The lines to be copied are those below that contain "label".

RECORDS PROVIDED =
=== Section Start ===

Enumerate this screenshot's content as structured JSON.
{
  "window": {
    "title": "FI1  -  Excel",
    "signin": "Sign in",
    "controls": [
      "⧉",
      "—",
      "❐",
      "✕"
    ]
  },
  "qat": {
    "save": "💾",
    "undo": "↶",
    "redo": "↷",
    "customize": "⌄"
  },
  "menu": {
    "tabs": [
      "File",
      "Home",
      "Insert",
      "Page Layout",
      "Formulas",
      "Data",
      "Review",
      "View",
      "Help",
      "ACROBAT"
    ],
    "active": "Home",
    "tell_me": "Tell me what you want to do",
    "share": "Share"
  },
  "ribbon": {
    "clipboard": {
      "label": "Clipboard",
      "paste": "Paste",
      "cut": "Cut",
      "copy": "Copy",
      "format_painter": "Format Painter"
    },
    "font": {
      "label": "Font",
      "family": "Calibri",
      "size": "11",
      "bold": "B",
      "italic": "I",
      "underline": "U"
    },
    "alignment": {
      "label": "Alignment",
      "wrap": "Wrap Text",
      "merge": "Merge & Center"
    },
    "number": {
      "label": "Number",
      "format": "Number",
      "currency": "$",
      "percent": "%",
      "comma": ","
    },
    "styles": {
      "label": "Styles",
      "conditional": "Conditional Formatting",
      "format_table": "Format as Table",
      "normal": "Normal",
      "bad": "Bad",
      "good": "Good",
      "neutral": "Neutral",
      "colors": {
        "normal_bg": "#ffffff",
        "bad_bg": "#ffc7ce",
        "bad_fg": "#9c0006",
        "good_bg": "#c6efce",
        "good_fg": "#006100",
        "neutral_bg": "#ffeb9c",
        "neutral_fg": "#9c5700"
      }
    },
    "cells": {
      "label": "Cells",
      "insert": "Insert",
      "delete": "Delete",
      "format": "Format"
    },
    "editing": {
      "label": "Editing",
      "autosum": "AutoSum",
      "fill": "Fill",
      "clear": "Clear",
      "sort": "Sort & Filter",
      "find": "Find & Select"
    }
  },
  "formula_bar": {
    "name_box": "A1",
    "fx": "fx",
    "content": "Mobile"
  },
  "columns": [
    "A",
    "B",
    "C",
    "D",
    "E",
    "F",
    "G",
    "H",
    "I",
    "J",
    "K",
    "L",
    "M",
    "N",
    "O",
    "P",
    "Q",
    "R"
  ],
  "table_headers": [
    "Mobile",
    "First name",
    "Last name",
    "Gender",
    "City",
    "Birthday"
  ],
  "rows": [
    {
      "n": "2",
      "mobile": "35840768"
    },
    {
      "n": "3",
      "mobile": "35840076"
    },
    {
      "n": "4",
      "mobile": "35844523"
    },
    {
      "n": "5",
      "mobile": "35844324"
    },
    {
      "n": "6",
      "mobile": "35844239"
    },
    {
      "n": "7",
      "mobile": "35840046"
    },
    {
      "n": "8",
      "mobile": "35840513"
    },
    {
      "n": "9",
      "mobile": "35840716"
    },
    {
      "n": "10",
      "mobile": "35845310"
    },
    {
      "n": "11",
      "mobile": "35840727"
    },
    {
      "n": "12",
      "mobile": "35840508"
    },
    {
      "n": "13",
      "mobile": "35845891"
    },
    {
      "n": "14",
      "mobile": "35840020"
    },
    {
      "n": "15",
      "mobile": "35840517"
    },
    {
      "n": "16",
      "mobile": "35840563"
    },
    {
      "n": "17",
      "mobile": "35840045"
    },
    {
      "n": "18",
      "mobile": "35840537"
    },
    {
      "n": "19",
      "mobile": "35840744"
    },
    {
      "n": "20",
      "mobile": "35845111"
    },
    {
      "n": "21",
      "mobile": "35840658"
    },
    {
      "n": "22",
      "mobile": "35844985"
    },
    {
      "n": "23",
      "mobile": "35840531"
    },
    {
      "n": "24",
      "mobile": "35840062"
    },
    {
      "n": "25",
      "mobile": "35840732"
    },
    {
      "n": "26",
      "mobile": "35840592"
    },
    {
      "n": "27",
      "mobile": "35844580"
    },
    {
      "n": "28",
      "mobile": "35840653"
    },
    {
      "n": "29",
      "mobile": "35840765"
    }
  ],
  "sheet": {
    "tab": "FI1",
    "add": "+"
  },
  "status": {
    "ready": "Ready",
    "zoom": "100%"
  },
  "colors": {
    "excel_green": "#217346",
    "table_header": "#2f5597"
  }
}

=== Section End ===

ANSWER SPACE =
      "label": "Clipboard",
      "label": "Font",
      "label": "Alignment",
      "label": "Number",
      "label": "Styles",
      "label": "Cells",
      "label": "Editing",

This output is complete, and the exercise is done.